The appeal of Sarah Matzke’s Let There Be Wolves is its simplicity. Wearing slippers rather than pointe shoes gives the nine dancers from the apprentice company (age 12-13) more freedom of movement. In long crimson dresses, they first appear lined up at the front of the stage, each one doing little more than turning a head or lifting an arm or sitting. Suddenly, they disappear and regroup in one tight mass, fan out and swirl, swinging their arms to propel their movement.
Olga Pavlova embodies the essence of what constitutes a prima ballerina, even if some of the partnering in Don Quixote was a bit shaky. Is she going to fall when Shea Johnson lifts her high overhead? That lift looked awfully perilous, and that is not the effect we want. But left on her own she captures the gay spirit of Kitri with brilliant footwork and dazzling piqué turns, and most importantly, an elegant clarity.
Mr. Johnson, too, does better on his own, with some impressive barrel turns and split leaps.
Instead of a better known flamboyant pas de deux from Spartacus, guest artists Kate Kadow and Jackson Steward chose a romantic version, with one silky lift after the other. The ending is beautiful: the two slowly fold over as they lower themselves to the ground.
Throughout the ballet, lighting was hit and miss, sometimes effective in dramatic spotlights, other times too dark, and yet other times distracting in changes of color.
The program ended on a giddy note with Lauren Gonzales’ Ballet Magnifique. Everything that can go wrong in a ballet received a brazenly comic touch. A neophyte knocks down a ballerina and her partner in the middle of a tricky maneuver—and does it again and again. Dancers bump into one another, a mischief-maker waves a selfie stick, a stagehand wanders in to mark the floor to show spacing. And so it goes, piling on one big gag after the other, pop-pop-pop, with no letup.
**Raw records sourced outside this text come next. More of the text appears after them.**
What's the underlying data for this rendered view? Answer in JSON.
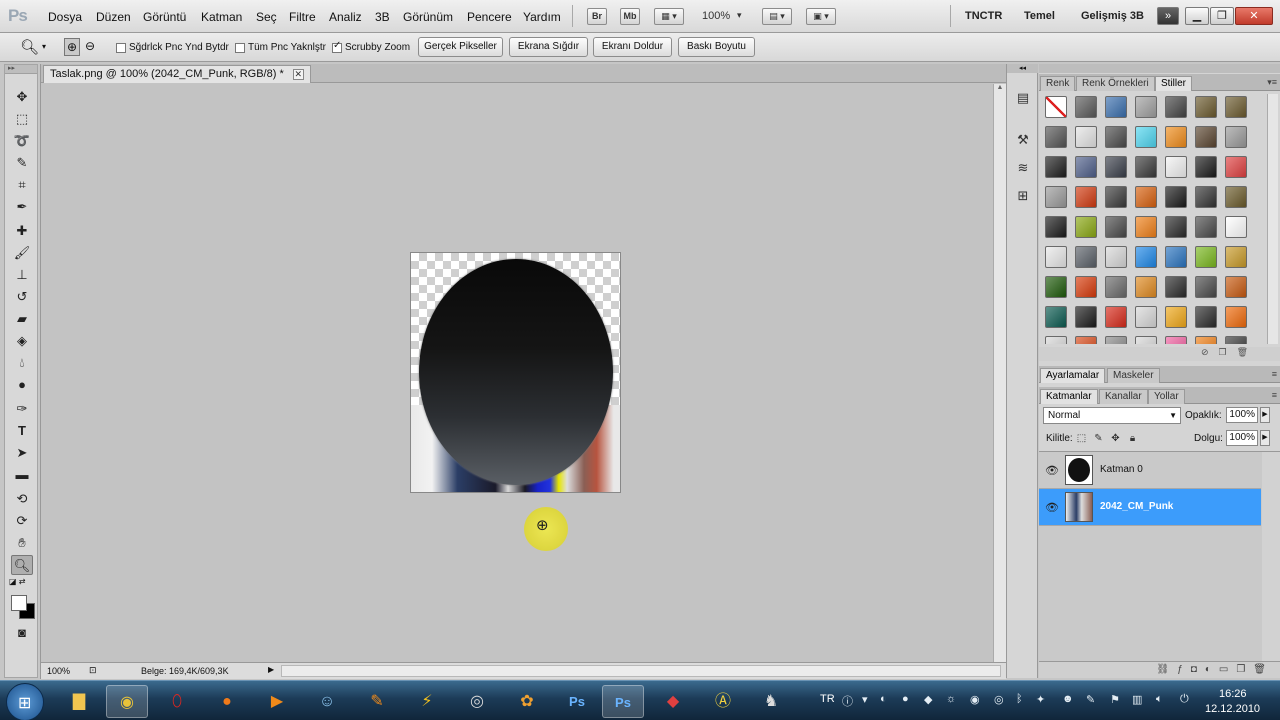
{
  "app": {
    "logo": "Ps"
  },
  "menubar": {
    "items": [
      "Dosya",
      "Düzen",
      "Görüntü",
      "Katman",
      "Seç",
      "Filtre",
      "Analiz",
      "3B",
      "Görünüm",
      "Pencere",
      "Yardım"
    ],
    "bridge_label": "Br",
    "minibridge_label": "Mb",
    "zoom": "100%",
    "workspaces": [
      "TNCTR",
      "Temel",
      "Gelişmiş 3B"
    ],
    "more": "»"
  },
  "options": {
    "check_resize": "Sğdrlck Pnc Ynd Bytdr",
    "check_all_windows": "Tüm Pnc Yaknlştr",
    "check_scrubby": "Scrubby Zoom",
    "btn_actual": "Gerçek Pikseller",
    "btn_fit": "Ekrana Sığdır",
    "btn_fill": "Ekranı Doldur",
    "btn_print": "Baskı Boyutu"
  },
  "document": {
    "tab_title": "Taslak.png @ 100% (2042_CM_Punk, RGB/8) *",
    "zoom_status": "100%",
    "doc_info": "Belge: 169,4K/609,3K"
  },
  "panels": {
    "style_tabs": [
      "Renk",
      "Renk Örnekleri",
      "Stiller"
    ],
    "adj_tabs": [
      "Ayarlamalar",
      "Maskeler"
    ],
    "layer_tabs": [
      "Katmanlar",
      "Kanallar",
      "Yollar"
    ],
    "blend_mode": "Normal",
    "opacity_label": "Opaklık:",
    "opacity_value": "100%",
    "lock_label": "Kilitle:",
    "fill_label": "Dolgu:",
    "fill_value": "100%",
    "layers": [
      {
        "name": "Katman 0",
        "selected": false
      },
      {
        "name": "2042_CM_Punk",
        "selected": true
      }
    ],
    "style_colors": [
      "#ffffff",
      "#5a5a5a",
      "#3a6fae",
      "#a0a0a0",
      "#444444",
      "#6b5a2e",
      "#6b5a2e",
      "#555555",
      "#e4e4e4",
      "#4b4b4b",
      "#4fd6f0",
      "#f08c1a",
      "#5a4530",
      "#9a9a9a",
      "#1e1e1e",
      "#4f5f8a",
      "#3a3f4a",
      "#3a3a3a",
      "#f2f2f2",
      "#1a1a1a",
      "#e04040",
      "#9a9a9a",
      "#d23a10",
      "#3a3a3a",
      "#d8600e",
      "#1a1a1a",
      "#333333",
      "#6a5a2a",
      "#1a1a1a",
      "#8aa812",
      "#4a4a4a",
      "#f08018",
      "#2a2a2a",
      "#4a4a4a",
      "#ffffff",
      "#e8e8e8",
      "#5a6068",
      "#d8d8d8",
      "#1e88e8",
      "#2a74c0",
      "#7ab81e",
      "#c89a28",
      "#1e5a0a",
      "#d83a0a",
      "#6a6a6a",
      "#e08a20",
      "#2a2a2a",
      "#4a4a4a",
      "#c85a10",
      "#0a5a50",
      "#1a1a1a",
      "#d82a1a",
      "#d8d8d8",
      "#f0a818",
      "#2a2a2a",
      "#f06a0a",
      "#d8d8d8",
      "#d84a1a",
      "#8a8a8a",
      "#d8d8d8",
      "#f060a0",
      "#f08018",
      "#3a3a3a"
    ]
  },
  "taskbar": {
    "lang": "TR",
    "time": "16:26",
    "date": "12.12.2010"
  }
}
Margaret Putnam has been writing about dance since 1980, with works published by D Magazine, The Dallas Observer, The Dallas Times Herald, The Dallas Morning News, The New York Times, Playbill, Stagebill, Pointe Magazine and Dance Magazine.